Nirupama Subramanian

ISLAMABAD: Prior to the Mumbai blasts, India told Pakistan that it was prepared to restore Jammu and Kashmir to its pre-1953 status, The Nation newspaper said on Monday.

A non-paper that India gave to Pakistan days before the blasts on trains in Mumbai said it was willing to consider handing over all subjects bar defence, foreign affairs and communications to the Jammu and Kashmir Government, the newspaper reported.

Quoting diplomatic sources, the report said the non-paper could become the basis for "formal discussions" on Kashmir when the peace process got back on track.

Foreign Minister Khurshid Kasuri mentioned the non-paper in a recent interview to Dawn but did not give details. President Pervez Musharraf also referred a few times to the "written proposals" given by India without mentioning what these were.

Foreign ministry spokeswoman Tasnim Aslam declined to comment on the report.

India offered to reduce troops on the condition that militants with cross-border support "end their subversive acts," the newspaper said.

"Peace process will not be affected"

The tit-for-tat expulsions by India and Pakistan of each other's diplomats should not affect the peace process, the Pakistan Foreign Ministry said.

"In our view the expulsion should make no difference to the peace process," Ms. Aslam said at the weekly briefing.

Asked if the episode had not vitiated the atmosphere, Ms. Aslam said: "There are many things that spoil the atmosphere. When you make baseless allegations, yes, it vitiates the climate but we have to move beyond that."

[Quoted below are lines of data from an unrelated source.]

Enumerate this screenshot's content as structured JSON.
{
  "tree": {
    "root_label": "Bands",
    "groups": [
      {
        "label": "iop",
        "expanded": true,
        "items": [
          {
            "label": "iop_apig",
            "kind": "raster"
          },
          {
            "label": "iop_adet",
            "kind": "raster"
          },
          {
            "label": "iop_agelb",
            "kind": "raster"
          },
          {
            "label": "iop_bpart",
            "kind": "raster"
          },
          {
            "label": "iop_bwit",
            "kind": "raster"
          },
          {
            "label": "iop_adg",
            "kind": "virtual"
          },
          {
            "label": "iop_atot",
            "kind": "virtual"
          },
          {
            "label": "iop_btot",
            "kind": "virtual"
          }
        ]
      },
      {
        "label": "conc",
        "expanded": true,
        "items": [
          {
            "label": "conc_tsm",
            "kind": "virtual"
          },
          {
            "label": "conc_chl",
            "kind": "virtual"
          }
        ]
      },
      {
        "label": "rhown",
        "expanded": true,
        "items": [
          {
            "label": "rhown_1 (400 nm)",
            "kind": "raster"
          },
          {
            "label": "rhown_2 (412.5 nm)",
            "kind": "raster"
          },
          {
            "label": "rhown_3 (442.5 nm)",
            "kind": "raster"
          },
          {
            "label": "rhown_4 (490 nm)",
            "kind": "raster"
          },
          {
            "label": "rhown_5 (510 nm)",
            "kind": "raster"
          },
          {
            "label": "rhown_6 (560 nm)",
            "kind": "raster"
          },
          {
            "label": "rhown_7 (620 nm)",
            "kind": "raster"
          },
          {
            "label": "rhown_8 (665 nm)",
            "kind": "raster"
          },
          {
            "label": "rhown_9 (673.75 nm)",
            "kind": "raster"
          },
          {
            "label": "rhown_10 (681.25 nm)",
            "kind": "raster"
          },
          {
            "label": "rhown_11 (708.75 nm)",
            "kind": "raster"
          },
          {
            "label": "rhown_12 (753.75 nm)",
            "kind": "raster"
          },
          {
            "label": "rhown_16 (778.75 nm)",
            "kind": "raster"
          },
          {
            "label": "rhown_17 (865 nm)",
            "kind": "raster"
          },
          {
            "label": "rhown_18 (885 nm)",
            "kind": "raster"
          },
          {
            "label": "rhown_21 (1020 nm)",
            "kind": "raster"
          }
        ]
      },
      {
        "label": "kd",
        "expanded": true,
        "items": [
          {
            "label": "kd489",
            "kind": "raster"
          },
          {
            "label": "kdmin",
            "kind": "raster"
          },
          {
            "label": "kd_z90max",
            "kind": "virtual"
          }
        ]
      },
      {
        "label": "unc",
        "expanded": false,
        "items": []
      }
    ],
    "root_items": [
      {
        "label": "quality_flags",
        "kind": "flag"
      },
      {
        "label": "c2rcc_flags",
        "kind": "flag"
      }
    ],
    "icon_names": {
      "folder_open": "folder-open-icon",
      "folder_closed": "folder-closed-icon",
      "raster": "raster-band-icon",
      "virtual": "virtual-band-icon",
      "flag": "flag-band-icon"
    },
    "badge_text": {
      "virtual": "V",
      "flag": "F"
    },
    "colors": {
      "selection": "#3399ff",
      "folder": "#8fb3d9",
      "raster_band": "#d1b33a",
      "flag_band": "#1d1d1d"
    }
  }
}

There are no dates for the Foreign Secretary-level talks yet but Ms. Aslam expressed confidence that the peace process was still on track.

"We have seen some statements from the Indian leadership that the peace process has not derailed, it will continue," Ms. Aslam said.

Ms. Aslam said the peace process was not a concession that one country was making to the other but in the joint interests of both.